How Seniors Can Stay Internet-Savvy: Keep Learning

Whether you need an introductory lesson on connecting your laptop to the internet or a refresher course on downloading Zoom to chat with the grandkids, there are several ways to keep up with the latest tech!

Community colleges and universities: Many community colleges offer noncredit classes geared toward older adults, including computer technology classes. Many universities also offer free or discounted tuition for seniors. Supported by the Goodwill Community Foundation, offers completely free resources on over 300 topics, including over 6,000 lessons and 2,000 videos.

National Association of Area Agencies on Aging: The National Association of Area Agencies on Aging (n4a) provides support and resources for older adults. Based on your city, state, or ZIP code, n4a serves as a gateway organization to help you find local resources.

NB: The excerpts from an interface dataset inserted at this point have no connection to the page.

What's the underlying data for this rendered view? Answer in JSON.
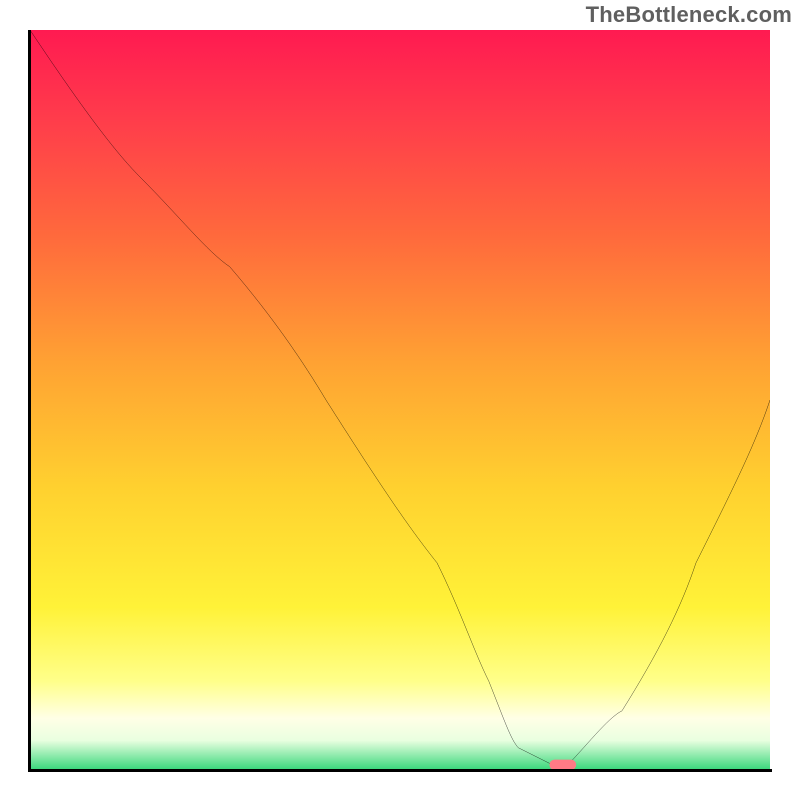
{
  "watermark": "TheBottleneck.com",
  "chart_data": {
    "type": "line",
    "title": "",
    "xlabel": "",
    "ylabel": "",
    "xlim": [
      0,
      100
    ],
    "ylim": [
      0,
      100
    ],
    "grid": false,
    "legend": false,
    "background_gradient": {
      "direction": "vertical",
      "stops": [
        {
          "pos": 0.0,
          "color": "#ff1a51"
        },
        {
          "pos": 0.12,
          "color": "#ff3c4b"
        },
        {
          "pos": 0.28,
          "color": "#ff6a3c"
        },
        {
          "pos": 0.45,
          "color": "#ffa233"
        },
        {
          "pos": 0.62,
          "color": "#ffd12f"
        },
        {
          "pos": 0.78,
          "color": "#fff238"
        },
        {
          "pos": 0.88,
          "color": "#ffff8a"
        },
        {
          "pos": 0.93,
          "color": "#ffffe6"
        },
        {
          "pos": 0.96,
          "color": "#e9ffe0"
        },
        {
          "pos": 1.0,
          "color": "#37d77a"
        }
      ]
    },
    "series": [
      {
        "name": "bottleneck-curve",
        "x": [
          0,
          15,
          27,
          40,
          55,
          62,
          66,
          72,
          80,
          90,
          100
        ],
        "y": [
          100,
          80,
          68,
          50,
          28,
          12,
          3,
          0,
          8,
          28,
          50
        ]
      }
    ],
    "marker": {
      "name": "optimal-point",
      "x": 72,
      "y": 0,
      "color": "#ff7a85"
    }
  }
}
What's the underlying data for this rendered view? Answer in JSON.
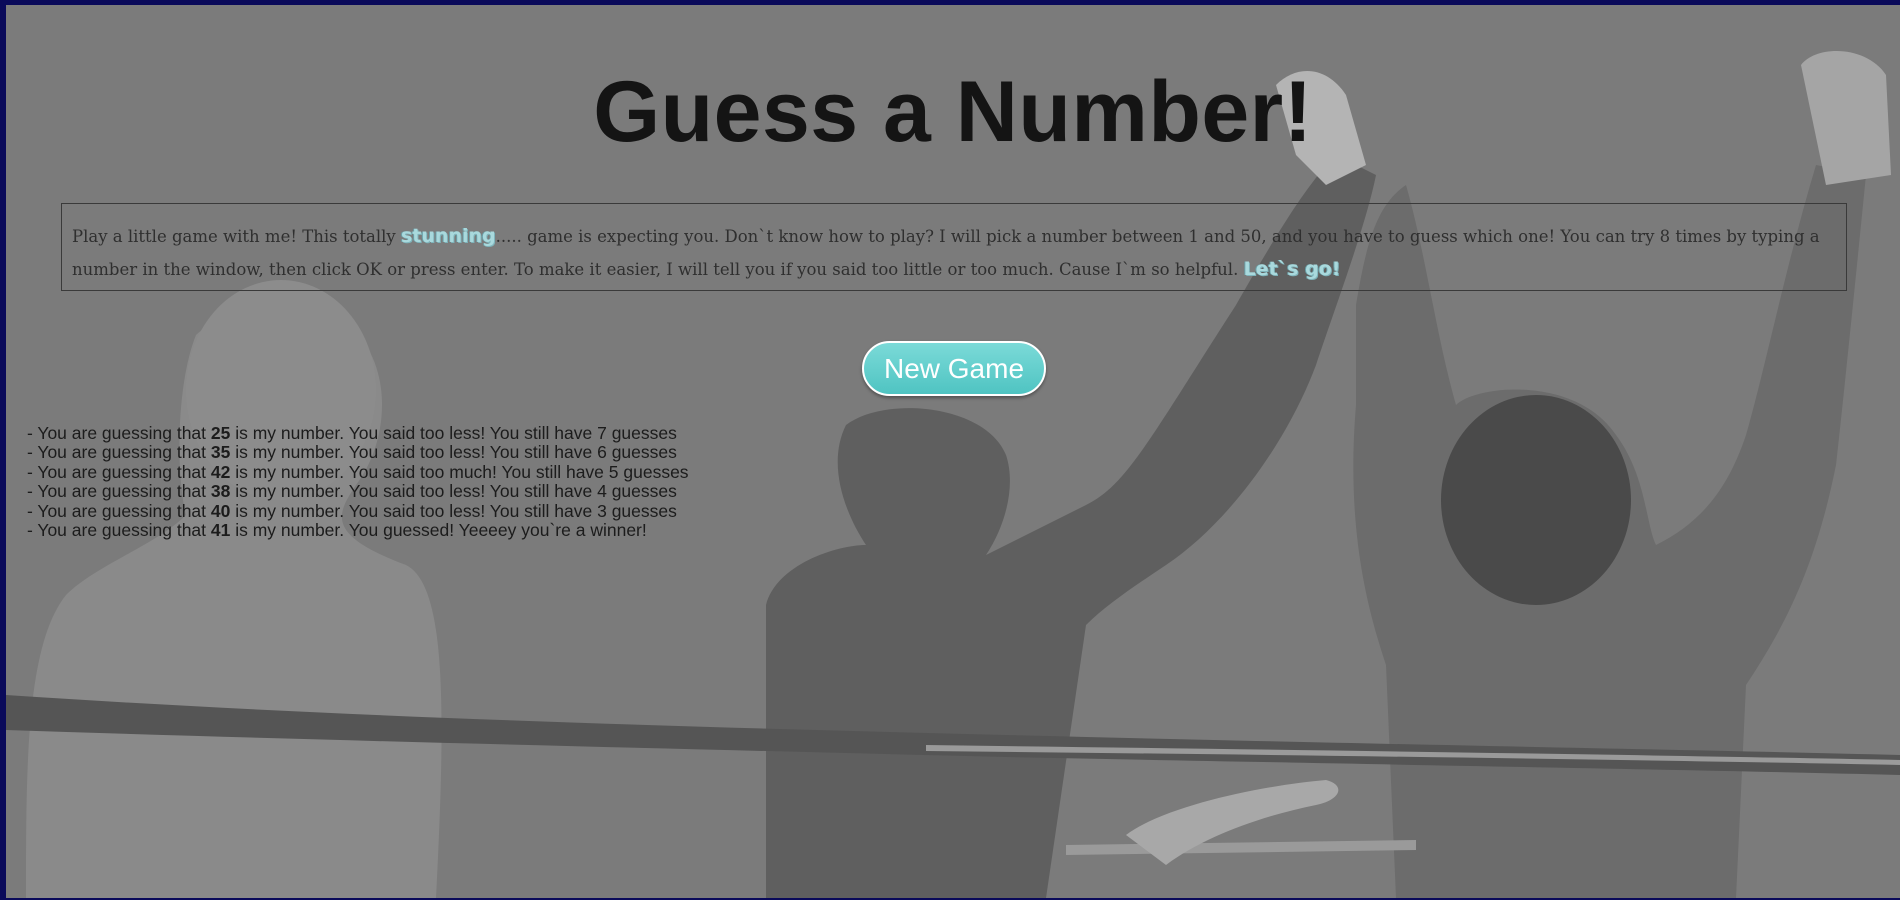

Public libraries: The library in your town is a fantastic resource for computer assistance and classes.

Senior Planet: Senior Planet from AARP taps into technology to offer courses, programs, and activities to help older adults learn new skills.

Pro Tip:

Pro Tip: Visit our guide to tech for older adults for more resources and step-by-step guides on topics ranging from mobile apps to video chatting to food delivery services.

If you're interested in learning a new skill or mastering an old one, the internet is a great place to start. Many websites and organizations offer free or inexpensive online courses, and you can sign up with just a few clicks.

    Written By:
    Barbara Field
    Senior Writer and Contributor
    Barbara has worked on staff for stellar organizations like CBS, Harcourt Brace and UC San Diego. She freelanced for Microsoft, health, health tech and other clients. She worked in her early 20s at a senior center and later became a… Learn More About Barbara Field
    Reviewed By:
    Taylor Shuman
    Senior Tech Expert & Editor
    As’s tech expert and editor, Taylor has years of experience reviewing products and services for seniors. She is passionate about breaking down stigmas related to seniors and technology. She loves finding innovative ways to teach seniors about products and… Learn More About Taylor Shuman